It is my great pleasure to present you the 23rd Edition of the JAPCC Journal. Themes that permeated the JAPCC’s program of work throughout 2016 include: challenges posed by contemporary and prospective threat environments, the future role of air and space power, and the requirements for developing modern, efficient, interoperable capabilities to include the associated education and training. This range of issues is well reflected in the broad selection of essays provided by external and internal subject matter experts for this Journal issue.
It is my great pleasure to present you the 22nd Edition of the JAPCC Journal. The opening article of this edition is an interview with The Netherlands’ Air Chief Lieutenant General Schnitger, who offers us his perspective on future airpower requirements and how the RNLAF shall be kept ‘Fit for the Future’ by a program called the ‘Air Force 3.0’. We greatly appreciate his senior leader’s perspective. In this editorial, I’ll depart from my tradition of discussing upcoming articles to talk about a couple of things that are significant to Joint Air and Space Power in NATO today, Anti-Access / Area Denial (A2AD) and the Joint Air Power Strategy.

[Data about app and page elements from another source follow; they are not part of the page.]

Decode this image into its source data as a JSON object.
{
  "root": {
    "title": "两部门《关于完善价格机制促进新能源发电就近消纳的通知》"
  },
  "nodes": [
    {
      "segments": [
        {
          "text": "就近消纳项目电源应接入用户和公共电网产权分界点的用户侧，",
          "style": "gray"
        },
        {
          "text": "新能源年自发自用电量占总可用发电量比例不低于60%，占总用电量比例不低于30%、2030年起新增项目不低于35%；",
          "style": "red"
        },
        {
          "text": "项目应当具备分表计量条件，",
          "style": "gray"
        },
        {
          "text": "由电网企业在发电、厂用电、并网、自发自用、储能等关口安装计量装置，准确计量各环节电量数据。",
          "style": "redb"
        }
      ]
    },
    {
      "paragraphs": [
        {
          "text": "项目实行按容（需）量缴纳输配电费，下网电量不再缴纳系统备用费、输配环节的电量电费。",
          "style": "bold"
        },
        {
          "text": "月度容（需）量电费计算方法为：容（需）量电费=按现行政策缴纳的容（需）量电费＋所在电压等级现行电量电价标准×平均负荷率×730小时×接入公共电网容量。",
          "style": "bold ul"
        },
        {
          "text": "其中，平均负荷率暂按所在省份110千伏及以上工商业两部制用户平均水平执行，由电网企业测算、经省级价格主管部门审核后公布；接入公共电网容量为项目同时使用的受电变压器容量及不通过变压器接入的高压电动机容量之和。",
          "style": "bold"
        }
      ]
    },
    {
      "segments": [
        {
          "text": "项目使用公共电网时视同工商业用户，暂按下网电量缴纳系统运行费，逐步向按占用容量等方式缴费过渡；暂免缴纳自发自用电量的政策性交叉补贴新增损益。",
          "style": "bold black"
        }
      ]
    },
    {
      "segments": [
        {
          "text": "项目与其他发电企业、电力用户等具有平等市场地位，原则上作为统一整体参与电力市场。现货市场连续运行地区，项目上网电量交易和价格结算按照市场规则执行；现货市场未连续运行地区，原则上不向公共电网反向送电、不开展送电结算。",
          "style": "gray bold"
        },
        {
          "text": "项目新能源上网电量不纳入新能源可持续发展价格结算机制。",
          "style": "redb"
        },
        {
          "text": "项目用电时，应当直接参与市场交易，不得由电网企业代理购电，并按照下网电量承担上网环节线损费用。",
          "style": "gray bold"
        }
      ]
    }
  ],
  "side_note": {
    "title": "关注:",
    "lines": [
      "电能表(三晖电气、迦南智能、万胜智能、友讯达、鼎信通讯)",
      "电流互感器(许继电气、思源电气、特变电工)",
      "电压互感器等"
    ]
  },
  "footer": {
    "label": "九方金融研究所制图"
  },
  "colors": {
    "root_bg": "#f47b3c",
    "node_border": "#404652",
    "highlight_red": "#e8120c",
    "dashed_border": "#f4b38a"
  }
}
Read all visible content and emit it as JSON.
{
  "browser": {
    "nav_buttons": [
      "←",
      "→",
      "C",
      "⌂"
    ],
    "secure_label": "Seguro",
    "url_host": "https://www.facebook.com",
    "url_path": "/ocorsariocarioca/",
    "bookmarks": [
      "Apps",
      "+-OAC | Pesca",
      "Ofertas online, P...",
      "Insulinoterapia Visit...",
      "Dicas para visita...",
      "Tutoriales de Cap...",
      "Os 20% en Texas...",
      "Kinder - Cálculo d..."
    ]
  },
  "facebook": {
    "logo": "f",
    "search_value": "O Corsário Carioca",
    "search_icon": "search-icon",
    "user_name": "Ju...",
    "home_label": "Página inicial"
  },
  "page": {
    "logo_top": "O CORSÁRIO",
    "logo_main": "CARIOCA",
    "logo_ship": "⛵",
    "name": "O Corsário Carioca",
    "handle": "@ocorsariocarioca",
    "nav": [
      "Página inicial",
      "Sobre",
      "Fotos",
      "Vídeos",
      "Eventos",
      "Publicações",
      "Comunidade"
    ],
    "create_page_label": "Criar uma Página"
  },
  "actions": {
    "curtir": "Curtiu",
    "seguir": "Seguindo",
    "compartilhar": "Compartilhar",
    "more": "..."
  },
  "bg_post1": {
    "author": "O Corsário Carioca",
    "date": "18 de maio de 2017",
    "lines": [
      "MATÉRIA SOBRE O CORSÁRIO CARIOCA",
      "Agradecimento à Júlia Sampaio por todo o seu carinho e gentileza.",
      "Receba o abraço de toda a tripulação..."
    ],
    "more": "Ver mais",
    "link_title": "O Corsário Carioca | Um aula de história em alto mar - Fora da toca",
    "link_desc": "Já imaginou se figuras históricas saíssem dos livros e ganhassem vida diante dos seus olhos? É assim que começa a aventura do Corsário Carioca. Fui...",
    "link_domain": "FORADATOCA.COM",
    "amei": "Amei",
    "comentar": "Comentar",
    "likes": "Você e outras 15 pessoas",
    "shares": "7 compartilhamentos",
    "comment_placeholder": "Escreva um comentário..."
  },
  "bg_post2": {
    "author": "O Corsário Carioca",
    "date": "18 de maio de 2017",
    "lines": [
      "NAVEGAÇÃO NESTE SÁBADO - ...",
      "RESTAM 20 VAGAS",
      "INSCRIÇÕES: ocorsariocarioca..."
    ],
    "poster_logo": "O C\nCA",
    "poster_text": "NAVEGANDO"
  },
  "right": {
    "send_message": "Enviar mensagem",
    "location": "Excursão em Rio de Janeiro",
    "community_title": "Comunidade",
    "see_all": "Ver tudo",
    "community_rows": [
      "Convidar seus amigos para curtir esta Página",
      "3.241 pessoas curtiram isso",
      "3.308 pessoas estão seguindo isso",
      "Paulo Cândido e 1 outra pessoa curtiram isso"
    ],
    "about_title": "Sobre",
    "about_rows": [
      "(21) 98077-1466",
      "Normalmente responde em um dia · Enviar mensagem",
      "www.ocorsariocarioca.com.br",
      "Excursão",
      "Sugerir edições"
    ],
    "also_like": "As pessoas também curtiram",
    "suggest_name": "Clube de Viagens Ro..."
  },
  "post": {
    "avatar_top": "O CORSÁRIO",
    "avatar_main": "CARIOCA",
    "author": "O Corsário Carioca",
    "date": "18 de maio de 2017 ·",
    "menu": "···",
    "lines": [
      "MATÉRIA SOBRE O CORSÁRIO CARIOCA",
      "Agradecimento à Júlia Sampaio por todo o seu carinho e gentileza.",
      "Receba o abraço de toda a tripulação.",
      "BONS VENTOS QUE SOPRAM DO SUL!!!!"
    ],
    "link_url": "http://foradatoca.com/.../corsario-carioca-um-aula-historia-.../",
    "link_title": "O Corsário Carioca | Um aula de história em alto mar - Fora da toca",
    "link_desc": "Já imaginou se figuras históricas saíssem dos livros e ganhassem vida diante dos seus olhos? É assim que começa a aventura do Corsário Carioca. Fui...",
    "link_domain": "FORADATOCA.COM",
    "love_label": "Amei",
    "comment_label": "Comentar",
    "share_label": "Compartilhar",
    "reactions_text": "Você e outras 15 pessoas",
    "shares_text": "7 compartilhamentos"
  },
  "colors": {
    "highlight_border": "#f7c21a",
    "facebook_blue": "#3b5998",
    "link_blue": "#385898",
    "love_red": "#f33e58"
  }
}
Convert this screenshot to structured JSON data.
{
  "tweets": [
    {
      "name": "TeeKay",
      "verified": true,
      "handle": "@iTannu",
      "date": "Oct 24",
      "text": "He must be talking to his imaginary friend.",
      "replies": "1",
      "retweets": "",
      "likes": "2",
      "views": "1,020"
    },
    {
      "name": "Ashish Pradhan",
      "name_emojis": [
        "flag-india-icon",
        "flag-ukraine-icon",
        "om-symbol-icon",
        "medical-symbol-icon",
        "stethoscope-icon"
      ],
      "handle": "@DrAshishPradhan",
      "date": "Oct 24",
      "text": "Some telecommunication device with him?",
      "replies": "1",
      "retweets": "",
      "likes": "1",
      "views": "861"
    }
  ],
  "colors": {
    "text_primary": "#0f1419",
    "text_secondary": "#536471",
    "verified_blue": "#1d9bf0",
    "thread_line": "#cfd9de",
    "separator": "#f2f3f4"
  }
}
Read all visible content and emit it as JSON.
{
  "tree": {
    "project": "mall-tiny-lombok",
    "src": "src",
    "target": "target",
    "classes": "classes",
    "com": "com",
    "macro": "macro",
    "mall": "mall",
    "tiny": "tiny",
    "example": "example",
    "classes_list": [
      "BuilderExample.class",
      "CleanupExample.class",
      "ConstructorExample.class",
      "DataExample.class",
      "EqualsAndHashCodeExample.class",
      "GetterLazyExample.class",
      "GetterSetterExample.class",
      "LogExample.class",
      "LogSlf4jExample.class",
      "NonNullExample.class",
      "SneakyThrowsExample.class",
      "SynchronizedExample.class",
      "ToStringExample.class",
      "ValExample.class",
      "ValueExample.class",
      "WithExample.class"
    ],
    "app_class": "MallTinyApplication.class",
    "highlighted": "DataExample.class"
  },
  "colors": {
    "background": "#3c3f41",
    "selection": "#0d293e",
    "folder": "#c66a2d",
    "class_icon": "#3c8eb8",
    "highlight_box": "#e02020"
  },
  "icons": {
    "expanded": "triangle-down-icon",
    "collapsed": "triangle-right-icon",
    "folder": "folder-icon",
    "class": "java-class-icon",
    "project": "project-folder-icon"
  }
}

This journal directs our reader’s attention to a very relevant issue, ‘Strategic Communications’. Today’s global communication capabilities greatly amplify the impact and speed with which one can change foreign and domestic public opinion and thereby eventually influence the Alliance and the way it conducts operations. Disinformation campaigns carried out against NATO and coalition forces in recent operations in Afghanistan and Libya specifically characterize Air Power as an inhumane and indiscriminate means of war
‘As the Director of the Joint Air Power Competence Centre (JAPCC), it is my pleasure to introduce the 20th Edition of ‘The Journal of the JAPCC’. In this special edition, we celebrate the JAPCC’s 10th Anniversary by featuring articles reflecting on our past as the first NATO accredited Centre of Excellence and also looking forward to the future of Joint Air and Space Power’.
‘Our Alliance now faces the increasingly dire risk of not having the right capabilities and / or sufficient quantities of air power and access to space capabilities to cope with the security challenges outlined in NATO’s forward looking Strategic Concept.’ – This is a quote from General Frank Gorenc, out of the foreword of the JAPCC study ‘Air and Space Power in NATO – Future Vector’. It refers to the lengthy run of defence cuts over the last decades and the diminishing Air and Space Power capabilities as a consequence.
It’s my pleasure to open the 18th JAPCC Journal. First of all I would like to welcome our new Director, General Frank Gorenc. We are delighted to have him as our new boss. I am also very pleased with the interview from our former Director, General Breedlove, since May the Supreme Allied Commander Europe. The use of armed Remotely Piloted Aircraft (RPA) in operations has already led to heated and intensive discussions. Dr. Mark R. Jacobson stresses that NATO has to begin both informal and formal discussions over what role these RPA (erroneously called ‘drones’) may play in Alliance operations.
I am delighted to introduce the 17th edition of the JAPCC Journal which contains two specific articles that expand on the Pooling and Sharing issues I raise above (page 54 and 74); I urge you to read them. But we start this edition with an interview with Major General Finn Kristian Hannestad, Chief of the Royal Norwegian Air Force (page 6); who says that Norway’s unique situation allows it to continue investing in future technologies, such as the F-35A.
We begin this edition with an interview with Brigadier General Jiří Verner, Chief of the Czech Air Force; whom we are indebted to for providing a privileged insight into developments within the Czech Air Force whilst also stressing the exceptional importance of Air Forces in military operations. Later we take a look at the Czech approach to maintaining a viable Ground Based Air Defence (GBAD) capability through modernisation and the possibilities of cooperation with neighbouring nations as a ‘Smart Defence’ opportunity.
In this edition of the Journal we offer our analysis of counter-piracy operations and provide you with an update to this delicate issue. Our Maritime Air expert will present the key results of an experiment conducted in gaining insights into potential commitment levels of A&S ISR platforms in the Region off the Horn of Africa.
This edition contains submissions from Australia, Germany, Italy, Poland, Spain, the United Kingdom, and the United States. I want to especially thank our contributors, and I hope you feel inspired to further debate the topics inside these pages. Your thoughts and ideas will help shape the future of Air and Space Power.